This is a disappointing show, billed online as storytelling comedy.
This was a hugely disappointing hour of theatre.
Lesley Lightfoot has worked in theatres all over the United Kingdom, in productions both large and small.
In this play we’re granted a view into a future version of the world of Peanuts.
In this performance, three talented musicians play some of Glenn Miller’s greatest hits.
What if punctuation marks were superheroes? During this show, we follow Question Mark Man as he tries to rescue his love interest Becky from the evil Captain Conundrum.
Gary Delaney has been touring all over the UK for months.
This show tells the story of famous American jazz musician Chet Baker’s life and death, featuring storytelling by Mike Maran, and live music by Colin Steele and Fraser Urquhart.
Last year Sofie Hagen won the Foster’s Edinburgh Comedy Award for Best Newcomer.
This is a drama about a young woman who discovers that a former history teacher of hers has become homeless on the streets of London.
In this one-woman show, Klahr Thorsen takes her audience on a whirlwind journey that dips and glides – sometimes gracefully, sometimes not – between fiction and personal histor…
These guys are fantastic improvisers.
This tour covers both the Old Town and the New Town, and includes a wide breadth of history about Edinburgh.
This show is put on by the Watch This Improv Troupe.
The title says it all: this is a seriously ‘punny’ show.
The Improverts are a group of five students from the University of Edinburgh who bring hard-hitting, lightning-quick comedy to the stage.
A very well-structured and well-performed show, delivered from a fantastic up-and-coming comedian.
It’s possible you’ve seen the likeness of ‘Big’ Mike Geier’s character Puddles before.
Lords of Strut is hands-down the most fun I’ve had at Fringe this year.
In this hour-long set, Kai Humphries manages to deliver some fantastically hard-hitting comedy – truly the stuff of (as he’d probably call himself) a ‘legend’.
This show is unlike much else at Fringe this year.
This is Scott Gibson’s Edinburgh Festival Fringe debut, and he is fantastic.
Mark Nelson is a down-to-earth guy.
This is a show about depression and dating, told by a smart young man trying to find happiness.
Jimmy McGhie is a sensational comic.
Monoglot is a show about linguistics and languages.
Do you like improv? Do you like standup? Hate having to choose between the two? Well, at The Noise Next Door’s Comedy Lock-In, you don’t have to settle – you can see both! Ye…
This is a disappointing show, mainly because the Oxford Revue don’t have that many funny sketches to perform.
Tom Allen presents a hilarious hour of standup comedy in his show Indeed.
The initial conceit of this show is that we’re all present at the funeral for Rose Matafeo.

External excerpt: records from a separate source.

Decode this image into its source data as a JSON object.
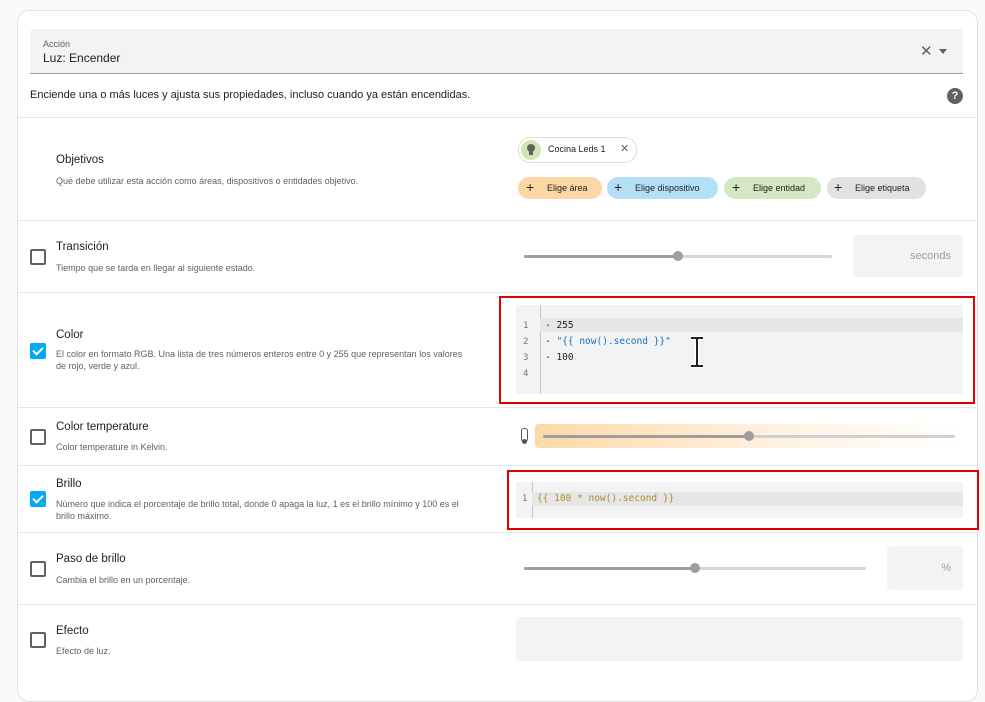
{
  "action": {
    "label": "Acción",
    "value": "Luz: Encender"
  },
  "description": "Enciende una o más luces y ajusta sus propiedades, incluso cuando ya están encendidas.",
  "targets": {
    "title": "Objetivos",
    "subtitle": "Qué debe utilizar esta acción como áreas, dispositivos o entidades objetivo.",
    "entity_chip": "Cocina Leds 1",
    "chips": [
      {
        "label": "Elige área",
        "color": "#fdd6a6"
      },
      {
        "label": "Elige dispositivo",
        "color": "#b3e0f7"
      },
      {
        "label": "Elige entidad",
        "color": "#d4e8c3"
      },
      {
        "label": "Elige etiqueta",
        "color": "#e2e2e2"
      }
    ]
  },
  "transition": {
    "title": "Transición",
    "subtitle": "Tiempo que se tarda en llegar al siguiente estado.",
    "checked": false,
    "unit": "seconds",
    "slider_fraction": 0.5
  },
  "color": {
    "title": "Color",
    "subtitle_line1": "El color en formato RGB. Una lista de tres números enteros entre 0 y 255 que representan los valores",
    "subtitle_line2": "de rojo, verde y azul.",
    "checked": true,
    "code_line_numbers": [
      "1",
      "2",
      "3",
      "4"
    ],
    "code_lines": [
      "- 255",
      "- \"{{ now().second }}\"",
      "- 100",
      ""
    ]
  },
  "color_temperature": {
    "title": "Color temperature",
    "subtitle": "Color temperature in Kelvin.",
    "checked": false,
    "slider_fraction": 0.5
  },
  "brightness": {
    "title": "Brillo",
    "subtitle_line1": "Número que indica el porcentaje de brillo total, donde 0 apaga la luz, 1 es el brillo mínimo y 100 es el",
    "subtitle_line2": "brillo máximo.",
    "checked": true,
    "code_line_numbers": [
      "1"
    ],
    "code": "{{ 100 * now().second }}"
  },
  "brightness_step": {
    "title": "Paso de brillo",
    "subtitle": "Cambia el brillo en un porcentaje.",
    "checked": false,
    "unit": "%",
    "slider_fraction": 0.5
  },
  "effect": {
    "title": "Efecto",
    "subtitle": "Efecto de luz.",
    "checked": false
  }
}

This is a bold and ambitious production, brought to life by three very talented young actors: Sam Ducane, Jack Gordon, and Jessica Sian.
Over the course of an hour, Canal Cafe Theatre manage to shape the politics of this year into an hour of songs and sketches that feel fun and fresh.